"Famous scientific plotting package". This succinct yet accurate description of gnuplot appears on the gnuplot SF project page. Despite being one of the most well-known open source scientific projects around, it has taken 15 years for the first book on gnuplot to be published. "Gnuplot in Action" by Phillip K. Janert will be published by Manning Publications later this year (one chapter available free) and aims to give an overview of how to use gnuplot, describing everything from how to read in data, style graphs, save images to more advanced topics such as macros, using gnuplot for CGI or calling it from scripting languages.
In the past I have used gnuplot to get a quick look at data in text files, and also to look at surfaces. I am used to looking up the gnuplot help system to figure things out, but although it's exhaustive, it's also a bit exhausting especially when you are simply trying to figure out whether something is possible or not. The fact that the gnuplot site has a long list of frequently-asked questions is also a sign of poor documentation. So there's definitely room for a book of this type.
Although I was afraid this book would simply be a long list of commands and switches (of which gnuplot has many, to be sure), "Gnuplot in Action" takes a much more interesting approach, illustrating everything with examples and focusing on the most useful options while simply referring the reader to the gnuplot help for more obscure options. The author isn't afraid of sympathising with the user, e.g. "Nevertheless, it is very different from the behavior we have come to expect from user interfaces in most programs" (in reference to how images are saved in gnuplot). Although the author has been using gnuplot for 15 years, he obviously is still aware of what the most annoying features are, and in this case, describes a handy macro to look after the horrible mess of writing an image to disk and resetting the terminal afterwards.
Somewhat bizarrely, the blurb for the book is pitched at business users (analysts and "Six Sigma Black Belts") and doesn't refer to scientists at all. But don't worry, the examples in the book contain everything from share price analysis to looking at phase transitions (reflecting the author's background in theoretical physics as well as in business), and in any case, the nature of the examples doesn't affect the tone of the book in any way.
So, overall I liked this book. I particularly liked the sidebars and comments on particular techniques. For example, the section on 3d plots includes a short discussion of the pitfalls of using 3d plots and alternative plotting methods that might be more suitable. The section on color, includes a similar warning as well a discussion on palette design (which references Why Should Engineers and Scientists Be Worried About Color?). This turns the book from being a straightforward technical manual to something more of a discussion of techniques. There are actually a couple of chapters still to come (13, 14, 15) which appear to be focused on where/how to use particular graphical analysis techniques.
Any negatives? Well, I wasn't very interested in the section on reading data from disk and transforming it - I think that anyone who knows Perl/Python is going to reshape/filter their data before getting it into gnuplot, but admittedly the book claims to be suitable for non-programmers.

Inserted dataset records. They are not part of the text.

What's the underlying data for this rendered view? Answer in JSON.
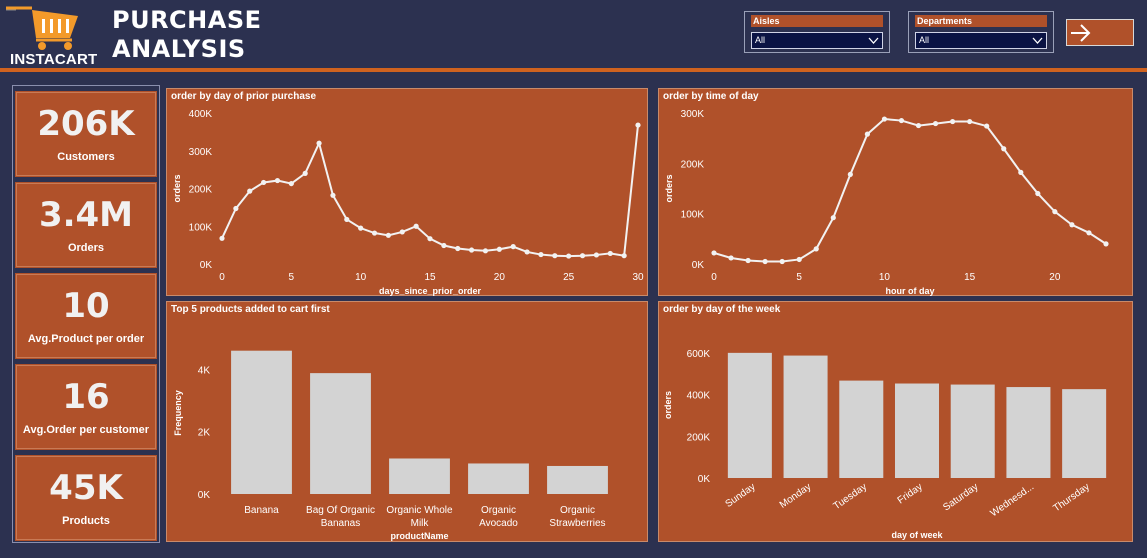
{
  "header": {
    "logo_text": "INSTACART",
    "title_line1": "PURCHASE",
    "title_line2": "ANALYSIS",
    "accent_color": "#d0621f",
    "icons": [
      "cart-icon",
      "arrow-right-icon",
      "chevron-down-icon"
    ]
  },
  "slicers": {
    "aisles": {
      "label": "Aisles",
      "value": "All"
    },
    "departments": {
      "label": "Departments",
      "value": "All"
    }
  },
  "kpis": [
    {
      "value": "206K",
      "label": "Customers"
    },
    {
      "value": "3.4M",
      "label": "Orders"
    },
    {
      "value": "10",
      "label": "Avg.Product per order"
    },
    {
      "value": "16",
      "label": "Avg.Order per customer"
    },
    {
      "value": "45K",
      "label": "Products"
    }
  ],
  "chart_data": [
    {
      "type": "line",
      "title": "order by day of prior purchase",
      "xlabel": "days_since_prior_order",
      "ylabel": "orders",
      "x": [
        0,
        1,
        2,
        3,
        4,
        5,
        6,
        7,
        8,
        9,
        10,
        11,
        12,
        13,
        14,
        15,
        16,
        17,
        18,
        19,
        20,
        21,
        22,
        23,
        24,
        25,
        26,
        27,
        28,
        29,
        30
      ],
      "values": [
        68000,
        147000,
        193000,
        216000,
        221000,
        213000,
        240000,
        320000,
        182000,
        118000,
        95000,
        82000,
        76000,
        85000,
        100000,
        67000,
        49000,
        41000,
        37000,
        35000,
        39000,
        46000,
        32000,
        25000,
        22000,
        21000,
        22000,
        24000,
        28000,
        22000,
        368000
      ],
      "xticks": [
        "0",
        "5",
        "10",
        "15",
        "20",
        "25",
        "30"
      ],
      "yticks": [
        "0K",
        "100K",
        "200K",
        "300K",
        "400K"
      ],
      "ylim": [
        0,
        400000
      ]
    },
    {
      "type": "line",
      "title": "order by time of day",
      "xlabel": "hour of day",
      "ylabel": "orders",
      "x": [
        0,
        1,
        2,
        3,
        4,
        5,
        6,
        7,
        8,
        9,
        10,
        11,
        12,
        13,
        14,
        15,
        16,
        17,
        18,
        19,
        20,
        21,
        22,
        23
      ],
      "values": [
        22000,
        12000,
        7000,
        5000,
        5000,
        9000,
        30000,
        92000,
        178000,
        258000,
        288000,
        285000,
        275000,
        279000,
        283000,
        283000,
        274000,
        229000,
        182000,
        140000,
        104000,
        78000,
        62000,
        40000
      ],
      "xticks": [
        "0",
        "5",
        "10",
        "15",
        "20"
      ],
      "yticks": [
        "0K",
        "100K",
        "200K",
        "300K"
      ],
      "ylim": [
        0,
        300000
      ]
    },
    {
      "type": "bar",
      "title": "Top 5 products added to cart first",
      "xlabel": "productName",
      "ylabel": "Frequency",
      "categories": [
        "Banana",
        "Bag Of Organic Bananas",
        "Organic Whole Milk",
        "Organic Avocado",
        "Organic Strawberries"
      ],
      "category_lines": [
        [
          "Banana"
        ],
        [
          "Bag Of Organic",
          "Bananas"
        ],
        [
          "Organic Whole",
          "Milk"
        ],
        [
          "Organic",
          "Avocado"
        ],
        [
          "Organic",
          "Strawberries"
        ]
      ],
      "values": [
        4600,
        3880,
        1140,
        980,
        900
      ],
      "yticks": [
        "0K",
        "2K",
        "4K"
      ],
      "ylim": [
        0,
        5200
      ]
    },
    {
      "type": "bar",
      "title": "order by day of the week",
      "xlabel": "day of week",
      "ylabel": "orders",
      "categories": [
        "Sunday",
        "Monday",
        "Tuesday",
        "Friday",
        "Saturday",
        "Wednesd...",
        "Thursday"
      ],
      "values": [
        600000,
        587000,
        467000,
        453000,
        448000,
        436000,
        426000
      ],
      "yticks": [
        "0K",
        "200K",
        "400K",
        "600K"
      ],
      "ylim": [
        0,
        700000
      ]
    }
  ]
}
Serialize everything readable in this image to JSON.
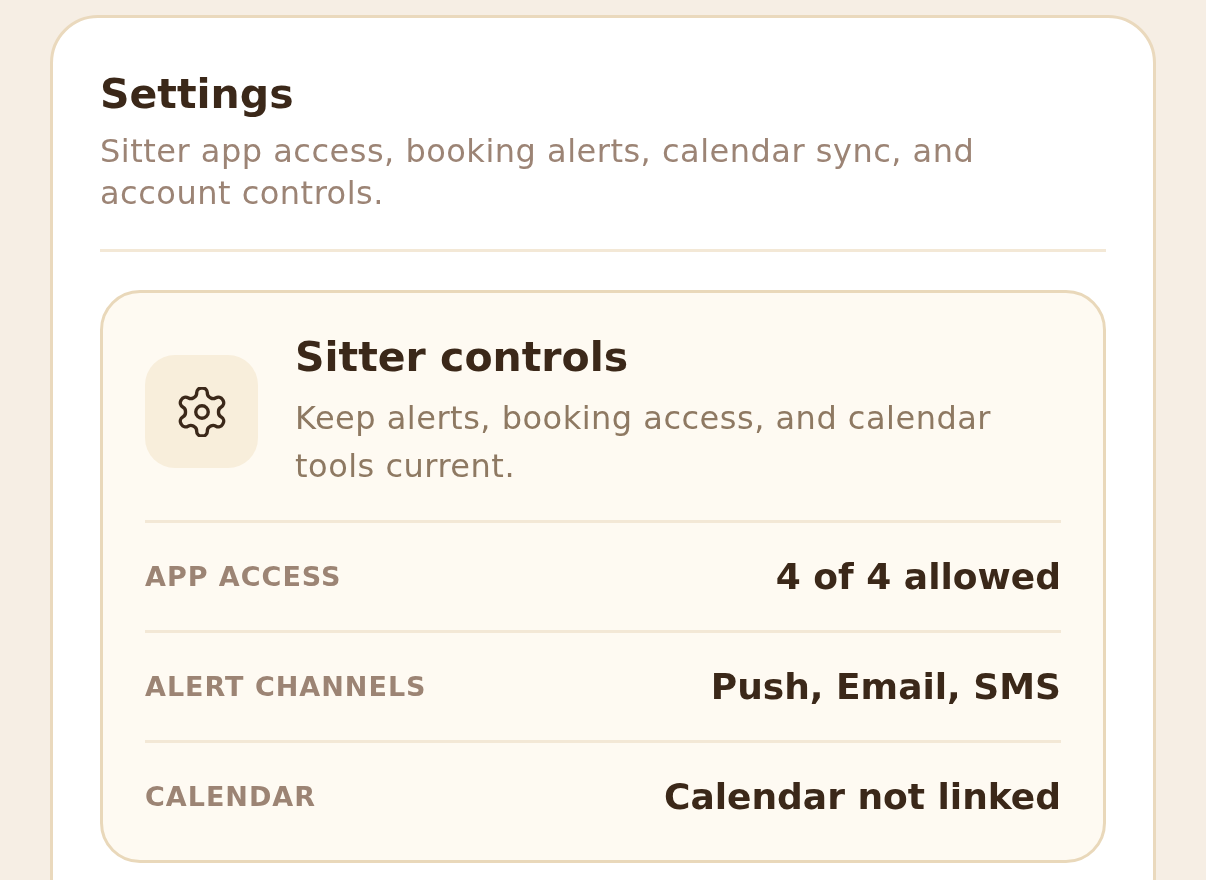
{
  "page": {
    "title": "Settings",
    "subtitle": "Sitter app access, booking alerts, calendar sync, and account controls."
  },
  "panel": {
    "title": "Sitter controls",
    "description": "Keep alerts, booking access, and calendar tools current.",
    "rows": [
      {
        "label": "APP ACCESS",
        "value": "4 of 4 allowed"
      },
      {
        "label": "ALERT CHANNELS",
        "value": "Push, Email, SMS"
      },
      {
        "label": "CALENDAR",
        "value": "Calendar not linked"
      }
    ]
  }
}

Also, the author's favorite interactive terminal, wxt, is not available for Windows and so I was a bit disappointed when I fired up gnuplot and couldn't find it. Regarding the connection between gnuplot and Python, the author doesn't mention the widely-used Gnuplot.py (although I'm not a big fan of this).
But overall, these are minor quibbles. I recommend this book to anyone who wants to make the most of gnuplot, that "famous scientific plotting package".